Get pointed in the right direction by locating background information first. An overview of your topic area helps you understand...

  • what the key issues are and how you may want to refine your topic
  • who are the stakeholders (the groups or individuals this topic concerns)
  • a context of how your topic relates to the other issues that surround it
  • a historical perspective on your topic
  • specialized vocabulary or search words that are used in your field (you will use these words for searches later in your research process)

HELP! I can't decide on a topic!

One of the most challenging parts of research can be finding the right topic. This guide can walk you through the process of developing a topic.

Disciplines within science & technology include:

  • Physics
  • Chemistry
  • Biology
  • Astronomy
  • Anatomy & Physiology
  • Zoology
  • Geology
  • Engineering
  • Computer Science

Defining Scientific and Technical Terminology

Using Reference Resources for Science & Technology Research

Image of beakers

Reference books, or academic encyclopedias, are a good place to start for any research project. Written by scholars, they provide reliable background information on a subject. Background information helps you understand context, theory, key concepts and more.

In addtion to print reference books we also have access to online reference databases. These academic resources are more reliable than Wikipedia. Why not Wikipedia? While Wikipedia is easy to find and use (and a great public project), articles in Wikipedia are anonymous and openly edited. That means for academic purposes, Wikipedia is not an authoritative resource.

The quality of your research resources matter. Make sure they pass the CRAAP test!

Electronic Reference Resources

Databases are specialized library search tools that find info that is not generally available on the internet. The library provides access to many different databases databases. One of the library's databases, Gale Virtual Reference Library - eBooks (GVRL), focuses specifically on reference resources, mostly articles from reference books:

Finding a Reference Article in Gale Virtual Reference Library - Gale eBooks (GVRL)

In Gale Virtual Reference Library - Gale eBooks (GVRL), you can either SEARCH the entire database for your topic or you can BROWSE articles within a specific topic or within particular reference books.

Search screen in Gale eBooks - Gale Virtual Reference Library (GVRL)


You can also use the Topic Finder tool to identify keywords related to your search:

  • Narrower terms
  • Broader terms
  • Related terms/Synonyms

Topic Finder in Gale eBooks - Gale Virtual Reference Library (GVRL)


Identify Your Search Words

Make a list of SEARCH WORDS or KEYWORDS.

To begin to search successfully you must use a vareity of words that relate to your topic. Identify keyword/search words through your background research:

  • Think of the different words and phrases that people use when they discuss your topic (related terms) 
  • Consider broader and narrower words, and synonyms (words that have the same meaning)
  • Pay attention to alternate spellings and abreviations

Print Reference Resources

Reference Books: Use in the library or photocopy or scan. To find your topic:

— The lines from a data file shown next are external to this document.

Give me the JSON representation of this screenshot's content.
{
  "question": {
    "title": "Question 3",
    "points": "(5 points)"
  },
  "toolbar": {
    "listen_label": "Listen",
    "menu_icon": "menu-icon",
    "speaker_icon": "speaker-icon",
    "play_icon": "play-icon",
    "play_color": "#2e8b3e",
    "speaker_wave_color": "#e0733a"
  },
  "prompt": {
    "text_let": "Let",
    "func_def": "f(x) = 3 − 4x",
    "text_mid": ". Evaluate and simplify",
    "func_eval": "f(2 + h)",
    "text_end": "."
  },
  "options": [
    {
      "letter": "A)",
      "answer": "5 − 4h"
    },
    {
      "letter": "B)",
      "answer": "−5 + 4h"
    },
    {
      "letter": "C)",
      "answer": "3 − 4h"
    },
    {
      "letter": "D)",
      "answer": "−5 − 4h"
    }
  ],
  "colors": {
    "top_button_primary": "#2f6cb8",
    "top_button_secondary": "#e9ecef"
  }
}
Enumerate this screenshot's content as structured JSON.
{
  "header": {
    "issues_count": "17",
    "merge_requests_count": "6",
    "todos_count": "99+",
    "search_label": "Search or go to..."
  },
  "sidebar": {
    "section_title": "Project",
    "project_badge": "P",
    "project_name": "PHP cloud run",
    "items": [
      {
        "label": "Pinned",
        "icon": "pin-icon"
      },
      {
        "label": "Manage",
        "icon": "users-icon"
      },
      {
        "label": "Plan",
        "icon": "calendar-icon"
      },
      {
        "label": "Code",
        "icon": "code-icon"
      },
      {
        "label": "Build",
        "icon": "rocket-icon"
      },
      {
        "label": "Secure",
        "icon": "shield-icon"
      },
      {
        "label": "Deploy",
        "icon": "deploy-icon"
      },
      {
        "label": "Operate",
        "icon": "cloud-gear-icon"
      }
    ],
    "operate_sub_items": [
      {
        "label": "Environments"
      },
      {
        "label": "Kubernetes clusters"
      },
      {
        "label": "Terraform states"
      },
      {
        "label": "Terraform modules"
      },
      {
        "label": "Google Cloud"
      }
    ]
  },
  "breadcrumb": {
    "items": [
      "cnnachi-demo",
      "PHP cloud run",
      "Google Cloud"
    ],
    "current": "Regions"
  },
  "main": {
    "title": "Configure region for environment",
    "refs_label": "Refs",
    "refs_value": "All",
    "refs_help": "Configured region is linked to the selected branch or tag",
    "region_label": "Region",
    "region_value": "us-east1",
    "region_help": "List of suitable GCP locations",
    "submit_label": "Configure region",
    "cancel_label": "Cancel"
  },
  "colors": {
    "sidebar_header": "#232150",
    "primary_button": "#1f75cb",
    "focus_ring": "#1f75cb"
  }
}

Look in the back of the book at the index.The index will quickly tell you the page numbers where your topic is located.

Example Reference Article

Let's practice identifying useful keywords/search words:

SKIM the reference article below

Identify useful keywords/search words by thinking about:

  • broader/narrower terms
  • related terms/synonyms
  • WHO is involved, WHAT are the issues, WHERE is this happening, WHEN is this happening, HOW should this be addressed & WHY is this happening